Beyond being a lifestyle event, drawing a bespoke crowd and many brand sponsors, the tournament has become one of the biggest charitable events in Southeast Asia. Almost US$1 million has been raised and donated to projects that better the lives of Thailand’s wild and domesticated elephant population, including continued support for research and clinics using elephants in therapy sessions for children living with autism; donating a gantry to help lame elephants stand and a purpose built elephant ambulance to the Thai Elephant Conservation Centre (TECC), and donating an All Terrain Vehicle (ATV) to the Government Elephant Hospital in Krabi.
Other projects include funding farmer/elephant conflict mitigation projects in three Thai and one Tanzanian National Park; planting 4,000 trees to form an elephant proof fence in Thailand; fully funding the protection of 18,000 hectares of standing forest in Cambodia’s Cardamom Mountains; funding the roll out of children’s educational programmes with the Thai Ministry to teach them the importance of conservation and protection of wild elephants in Thailand and funding the world’s first Target Training Positive Reinforcement Workshops teaching mahouts and trainers throughout Southeast Asia elephant friendly training methods.
This year’s event will have 10 teams encompassing over 40 players, including Thai celebrities, professional horse polo players, New Zealand All Blacks rugby players and Thailand’s famous transgender cabaret team Miss Tiffany.
A total of 18 elephants will be given a break from their work in tourist trekking camps in Pattaya or bought from unemployment in Surin to take part in the festival, during which they are given much needed food, essential vitamin supplements, full veterinary checks and care for the duration of the event.
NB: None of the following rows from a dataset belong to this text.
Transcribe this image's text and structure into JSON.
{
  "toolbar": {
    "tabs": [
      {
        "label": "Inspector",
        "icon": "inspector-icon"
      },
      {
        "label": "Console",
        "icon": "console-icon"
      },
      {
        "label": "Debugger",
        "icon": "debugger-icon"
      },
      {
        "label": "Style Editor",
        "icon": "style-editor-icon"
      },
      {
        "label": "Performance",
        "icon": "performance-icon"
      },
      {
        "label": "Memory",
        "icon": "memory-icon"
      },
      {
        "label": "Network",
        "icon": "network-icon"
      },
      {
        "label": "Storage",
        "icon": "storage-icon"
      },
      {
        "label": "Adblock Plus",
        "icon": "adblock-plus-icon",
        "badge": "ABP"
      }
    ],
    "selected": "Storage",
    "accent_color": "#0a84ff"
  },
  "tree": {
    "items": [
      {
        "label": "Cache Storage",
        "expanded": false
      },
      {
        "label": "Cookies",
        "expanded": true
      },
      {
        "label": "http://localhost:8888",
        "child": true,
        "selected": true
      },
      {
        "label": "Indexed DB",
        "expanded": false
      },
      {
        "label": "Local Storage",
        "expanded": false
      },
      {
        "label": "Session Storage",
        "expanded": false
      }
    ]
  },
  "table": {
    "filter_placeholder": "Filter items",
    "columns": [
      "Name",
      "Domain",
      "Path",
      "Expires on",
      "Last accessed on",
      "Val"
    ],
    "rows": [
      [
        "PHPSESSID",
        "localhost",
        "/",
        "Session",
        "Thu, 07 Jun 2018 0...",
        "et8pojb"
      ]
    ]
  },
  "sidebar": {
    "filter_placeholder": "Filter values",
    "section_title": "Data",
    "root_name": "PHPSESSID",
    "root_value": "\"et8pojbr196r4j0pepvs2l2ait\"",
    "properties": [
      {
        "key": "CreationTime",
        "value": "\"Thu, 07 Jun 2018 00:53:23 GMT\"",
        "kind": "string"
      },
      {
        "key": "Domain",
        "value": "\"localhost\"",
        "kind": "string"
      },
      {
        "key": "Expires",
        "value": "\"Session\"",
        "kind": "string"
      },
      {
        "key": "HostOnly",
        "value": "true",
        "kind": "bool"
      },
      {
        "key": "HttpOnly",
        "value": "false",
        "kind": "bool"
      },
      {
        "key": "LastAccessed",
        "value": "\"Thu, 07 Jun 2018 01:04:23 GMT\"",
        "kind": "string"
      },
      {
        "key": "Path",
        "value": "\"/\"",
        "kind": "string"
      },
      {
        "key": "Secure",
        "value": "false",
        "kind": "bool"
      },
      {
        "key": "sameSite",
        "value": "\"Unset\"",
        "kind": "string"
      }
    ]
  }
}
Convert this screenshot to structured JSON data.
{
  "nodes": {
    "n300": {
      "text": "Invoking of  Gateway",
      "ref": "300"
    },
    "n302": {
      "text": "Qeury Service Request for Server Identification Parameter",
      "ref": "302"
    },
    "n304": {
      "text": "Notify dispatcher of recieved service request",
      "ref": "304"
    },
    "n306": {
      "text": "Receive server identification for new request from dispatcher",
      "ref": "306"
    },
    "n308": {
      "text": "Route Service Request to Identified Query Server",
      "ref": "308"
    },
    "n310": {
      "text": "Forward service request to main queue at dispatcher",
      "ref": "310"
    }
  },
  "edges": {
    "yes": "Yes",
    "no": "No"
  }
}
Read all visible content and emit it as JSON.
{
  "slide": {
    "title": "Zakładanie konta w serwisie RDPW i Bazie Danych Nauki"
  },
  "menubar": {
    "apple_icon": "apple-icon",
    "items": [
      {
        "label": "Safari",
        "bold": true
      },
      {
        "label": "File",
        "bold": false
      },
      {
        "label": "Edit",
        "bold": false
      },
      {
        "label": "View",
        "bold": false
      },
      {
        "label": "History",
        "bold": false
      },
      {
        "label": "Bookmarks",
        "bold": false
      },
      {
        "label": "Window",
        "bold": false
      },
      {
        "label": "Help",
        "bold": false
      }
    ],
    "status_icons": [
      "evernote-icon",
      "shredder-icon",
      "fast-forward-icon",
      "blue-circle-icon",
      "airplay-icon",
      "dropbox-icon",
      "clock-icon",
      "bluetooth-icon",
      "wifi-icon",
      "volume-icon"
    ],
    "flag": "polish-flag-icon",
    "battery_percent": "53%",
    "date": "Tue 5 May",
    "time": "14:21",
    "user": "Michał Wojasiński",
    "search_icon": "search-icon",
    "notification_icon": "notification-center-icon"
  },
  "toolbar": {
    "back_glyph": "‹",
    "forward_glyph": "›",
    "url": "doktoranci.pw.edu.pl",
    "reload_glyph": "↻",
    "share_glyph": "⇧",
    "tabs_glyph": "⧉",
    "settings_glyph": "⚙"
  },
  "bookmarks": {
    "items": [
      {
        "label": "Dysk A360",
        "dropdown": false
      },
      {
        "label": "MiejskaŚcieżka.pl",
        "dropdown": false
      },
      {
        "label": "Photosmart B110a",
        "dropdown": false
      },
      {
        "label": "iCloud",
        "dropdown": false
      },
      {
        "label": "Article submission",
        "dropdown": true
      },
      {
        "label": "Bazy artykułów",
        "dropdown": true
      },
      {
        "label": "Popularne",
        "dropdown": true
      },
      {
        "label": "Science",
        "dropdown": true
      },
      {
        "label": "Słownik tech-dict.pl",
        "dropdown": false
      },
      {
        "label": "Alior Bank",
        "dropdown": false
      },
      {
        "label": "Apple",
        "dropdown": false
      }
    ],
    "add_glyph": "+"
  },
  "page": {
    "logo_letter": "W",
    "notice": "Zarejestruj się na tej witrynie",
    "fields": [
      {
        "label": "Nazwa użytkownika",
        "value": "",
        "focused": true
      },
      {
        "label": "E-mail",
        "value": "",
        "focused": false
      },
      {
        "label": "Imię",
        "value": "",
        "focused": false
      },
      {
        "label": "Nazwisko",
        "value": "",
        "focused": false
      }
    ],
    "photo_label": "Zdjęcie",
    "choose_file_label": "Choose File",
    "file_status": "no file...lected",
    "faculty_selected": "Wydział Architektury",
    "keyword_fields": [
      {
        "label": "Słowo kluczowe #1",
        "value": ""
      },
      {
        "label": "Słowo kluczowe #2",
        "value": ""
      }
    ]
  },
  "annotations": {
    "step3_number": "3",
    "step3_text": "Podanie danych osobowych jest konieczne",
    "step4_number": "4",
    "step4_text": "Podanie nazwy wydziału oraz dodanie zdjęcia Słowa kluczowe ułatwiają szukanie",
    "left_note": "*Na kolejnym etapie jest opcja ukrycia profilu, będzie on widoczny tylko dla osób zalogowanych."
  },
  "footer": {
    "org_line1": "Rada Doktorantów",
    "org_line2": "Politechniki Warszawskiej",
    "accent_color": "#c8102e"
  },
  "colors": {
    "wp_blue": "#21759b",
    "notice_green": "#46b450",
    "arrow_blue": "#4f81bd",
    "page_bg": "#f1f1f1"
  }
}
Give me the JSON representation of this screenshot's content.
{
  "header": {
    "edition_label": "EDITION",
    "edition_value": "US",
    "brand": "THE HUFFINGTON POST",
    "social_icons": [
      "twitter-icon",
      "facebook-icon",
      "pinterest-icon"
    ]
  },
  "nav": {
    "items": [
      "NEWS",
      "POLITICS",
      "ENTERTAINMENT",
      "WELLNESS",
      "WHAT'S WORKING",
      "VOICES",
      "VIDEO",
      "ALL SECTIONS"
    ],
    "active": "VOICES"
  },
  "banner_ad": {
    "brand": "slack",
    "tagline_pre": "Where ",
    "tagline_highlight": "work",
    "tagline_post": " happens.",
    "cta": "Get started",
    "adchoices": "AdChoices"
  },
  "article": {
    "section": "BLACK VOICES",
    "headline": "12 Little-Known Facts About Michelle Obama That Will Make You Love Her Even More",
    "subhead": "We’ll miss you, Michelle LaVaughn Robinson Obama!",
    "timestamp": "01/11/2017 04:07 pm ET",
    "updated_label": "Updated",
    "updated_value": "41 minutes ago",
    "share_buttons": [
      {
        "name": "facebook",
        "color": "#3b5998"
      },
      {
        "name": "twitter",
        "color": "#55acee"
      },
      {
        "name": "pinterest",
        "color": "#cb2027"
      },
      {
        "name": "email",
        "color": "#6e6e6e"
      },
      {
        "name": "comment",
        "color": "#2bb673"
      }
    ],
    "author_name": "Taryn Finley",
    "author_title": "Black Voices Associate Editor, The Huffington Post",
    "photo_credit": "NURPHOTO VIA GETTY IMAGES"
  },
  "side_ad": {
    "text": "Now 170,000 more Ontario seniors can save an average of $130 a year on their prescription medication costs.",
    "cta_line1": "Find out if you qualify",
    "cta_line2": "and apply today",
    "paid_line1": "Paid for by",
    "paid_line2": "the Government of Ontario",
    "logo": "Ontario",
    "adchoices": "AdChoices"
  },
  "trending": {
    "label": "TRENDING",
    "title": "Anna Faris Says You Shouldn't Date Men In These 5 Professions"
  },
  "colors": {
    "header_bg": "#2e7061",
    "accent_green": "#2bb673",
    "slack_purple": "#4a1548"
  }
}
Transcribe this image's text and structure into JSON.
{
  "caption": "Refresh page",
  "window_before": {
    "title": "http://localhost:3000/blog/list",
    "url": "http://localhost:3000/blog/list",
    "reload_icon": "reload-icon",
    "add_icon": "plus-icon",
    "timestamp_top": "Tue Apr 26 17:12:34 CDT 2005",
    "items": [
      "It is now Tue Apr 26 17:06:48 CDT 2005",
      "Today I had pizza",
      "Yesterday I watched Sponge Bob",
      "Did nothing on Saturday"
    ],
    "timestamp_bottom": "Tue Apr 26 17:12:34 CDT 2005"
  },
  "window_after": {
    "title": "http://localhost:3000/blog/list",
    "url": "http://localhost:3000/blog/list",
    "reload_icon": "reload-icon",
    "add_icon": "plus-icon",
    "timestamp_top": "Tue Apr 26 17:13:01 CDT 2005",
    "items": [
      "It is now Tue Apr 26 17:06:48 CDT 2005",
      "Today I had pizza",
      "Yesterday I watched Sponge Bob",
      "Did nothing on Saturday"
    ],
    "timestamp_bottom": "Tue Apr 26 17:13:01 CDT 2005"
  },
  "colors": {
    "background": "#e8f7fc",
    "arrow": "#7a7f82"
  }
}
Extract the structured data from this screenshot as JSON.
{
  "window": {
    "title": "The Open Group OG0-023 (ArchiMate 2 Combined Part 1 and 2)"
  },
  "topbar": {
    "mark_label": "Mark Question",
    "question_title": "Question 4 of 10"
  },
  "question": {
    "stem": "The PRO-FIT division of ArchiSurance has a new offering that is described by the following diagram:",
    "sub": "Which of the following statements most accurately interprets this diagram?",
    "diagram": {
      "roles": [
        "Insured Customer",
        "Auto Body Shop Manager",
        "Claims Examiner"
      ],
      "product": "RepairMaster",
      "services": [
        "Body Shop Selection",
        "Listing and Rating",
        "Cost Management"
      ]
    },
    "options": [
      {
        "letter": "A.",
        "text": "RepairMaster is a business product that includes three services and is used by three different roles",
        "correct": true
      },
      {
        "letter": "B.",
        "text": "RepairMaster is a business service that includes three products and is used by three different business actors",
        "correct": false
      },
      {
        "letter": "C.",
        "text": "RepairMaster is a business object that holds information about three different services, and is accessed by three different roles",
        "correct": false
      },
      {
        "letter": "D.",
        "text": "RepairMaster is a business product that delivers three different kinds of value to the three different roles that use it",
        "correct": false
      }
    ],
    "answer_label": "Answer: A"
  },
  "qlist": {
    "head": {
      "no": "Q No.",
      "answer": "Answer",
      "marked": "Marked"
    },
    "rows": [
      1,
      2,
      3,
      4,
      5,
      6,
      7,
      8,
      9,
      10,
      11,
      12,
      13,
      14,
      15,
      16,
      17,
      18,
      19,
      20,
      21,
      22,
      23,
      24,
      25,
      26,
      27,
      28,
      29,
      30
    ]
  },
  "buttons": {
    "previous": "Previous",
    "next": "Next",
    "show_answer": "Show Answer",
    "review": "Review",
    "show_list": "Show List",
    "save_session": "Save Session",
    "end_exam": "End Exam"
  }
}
Domestic elephants are micro-chipped by the Thai government to show that they have not been caught from the wild. The worst trekking camps can be tough for an elephant. In order to make money, mahouts are forced to work their elephants 10 – 12 hours a day. Conversely, at home in Surin, unemployment means elephants are often left isolated from other elephants with a short chain on two legs 24 hours a day with no exercise or enrichment. In both circumstances, the poverty of existence means their owners cannot afford to feed them anything close to their daily physical needs, emotional needs are forgotten, and shade and sufficient water are often overlooked. The King’s Cup schedule is designed to give these trekking elephants rest and relaxation on a scale they are never afforded in their ‘normal’ lives and ensure elephant rest time with interaction and enrichment that neither set of elephants gets in their daily lives.
The four day festival will have something for everyone including an impressive Opening Parade, Children’s Educational Day, Ladies Day known as the ‘Bangkok Ascot’ and a wide range of fun elephant related activities for the whole family.
Anantara has long been associated with elephant conservation efforts with the formation of The Golden Triangle Asian Elephant Foundation, which has performed over 40 rescues of elephants off the streets of Thailand, as well as bringing the hugely successful Elephant Parade to Bangkok where 88 elephant statues were decorated by local and international celebrities and artists to honour Thailand’s HM King Bhumibol Adulyadej’s 88th birthday and will be auctioned off in a gala dinner in February 2016.